1. Cardinals get their red feathers from food

While female cardinals are light brown, the red pigment in the male cardinal’s feathers comes from carotenoids in their food. If these pigment-triggering foods are in short supply, their feathers may fade to a more brownish hue. 

2. Humans have helped them spread and prosper

Back in the 1880s, the Northern Cardinal was mostly a bird of the Southern U.S. Since then, their range has expanded to the North and Midwest, especially along the Missouri and Mississippi Rivers. Why? They like our landscaping. The trees and shrubs we plant provide just the cover they're looking for.

3. Cardinals mate for life

And during the nesting season, the male is the female’s assistant. While she's building, he'll carry nesting material to her. Unlike most female songbirds, female cardinals sing, usually while sitting on the nest. That’s the male’s signal to bring her some food.

4. Baldness sometimes strikes cardinals

Late in the summer, don’t be alarmed if you catch sight of a bald cardinal. Chances are, it’s a sign they’re in the midst of a late summer molt. Like other songbirds, they're just shedding those old, worn feathers to make room for a fresh set. Cardinals just happen to lose all their head feathers at one time!

5. They dine in twilight

Some evening, as the sun is setting, switch off the lights, and sit somewhere that gives you a clear view of your feeder. You just may catch the telltale tufted silhouette of a Northern Cardinal come in for a landing to crack open a few more sunflower seeds. Set out a special mix for these special birds.
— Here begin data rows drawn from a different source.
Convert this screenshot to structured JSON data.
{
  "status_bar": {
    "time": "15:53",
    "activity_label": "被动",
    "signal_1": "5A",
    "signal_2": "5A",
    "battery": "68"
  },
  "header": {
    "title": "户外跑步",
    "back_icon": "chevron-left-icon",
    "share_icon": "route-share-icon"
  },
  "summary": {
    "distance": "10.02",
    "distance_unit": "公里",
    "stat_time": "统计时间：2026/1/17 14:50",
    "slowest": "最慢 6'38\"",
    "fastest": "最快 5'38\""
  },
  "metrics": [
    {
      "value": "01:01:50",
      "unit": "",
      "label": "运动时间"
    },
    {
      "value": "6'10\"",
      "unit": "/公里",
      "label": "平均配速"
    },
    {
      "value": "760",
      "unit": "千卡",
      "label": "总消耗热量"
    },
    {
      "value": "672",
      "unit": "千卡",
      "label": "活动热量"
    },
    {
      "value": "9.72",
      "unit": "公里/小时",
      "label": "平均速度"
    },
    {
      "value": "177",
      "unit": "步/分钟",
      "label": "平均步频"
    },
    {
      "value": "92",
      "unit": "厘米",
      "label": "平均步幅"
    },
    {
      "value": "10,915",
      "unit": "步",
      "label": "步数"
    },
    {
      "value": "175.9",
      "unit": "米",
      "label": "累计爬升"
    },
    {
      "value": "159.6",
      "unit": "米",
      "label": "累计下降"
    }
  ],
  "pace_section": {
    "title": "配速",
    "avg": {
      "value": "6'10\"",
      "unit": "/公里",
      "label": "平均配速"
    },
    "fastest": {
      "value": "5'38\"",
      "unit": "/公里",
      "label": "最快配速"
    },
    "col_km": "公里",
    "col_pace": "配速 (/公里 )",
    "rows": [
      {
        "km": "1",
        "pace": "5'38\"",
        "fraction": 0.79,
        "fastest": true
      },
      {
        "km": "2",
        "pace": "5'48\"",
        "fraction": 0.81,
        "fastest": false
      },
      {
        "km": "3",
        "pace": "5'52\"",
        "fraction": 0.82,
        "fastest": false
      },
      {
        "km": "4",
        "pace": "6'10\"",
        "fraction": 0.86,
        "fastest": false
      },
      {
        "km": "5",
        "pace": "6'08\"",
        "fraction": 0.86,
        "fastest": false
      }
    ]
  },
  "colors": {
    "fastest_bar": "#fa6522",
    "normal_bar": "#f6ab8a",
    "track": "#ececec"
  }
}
Lyric's Cardinal Mix features a blend that's sure to attract these seed-loving birds.

Cardinals mate for life. iStock/Thinkstock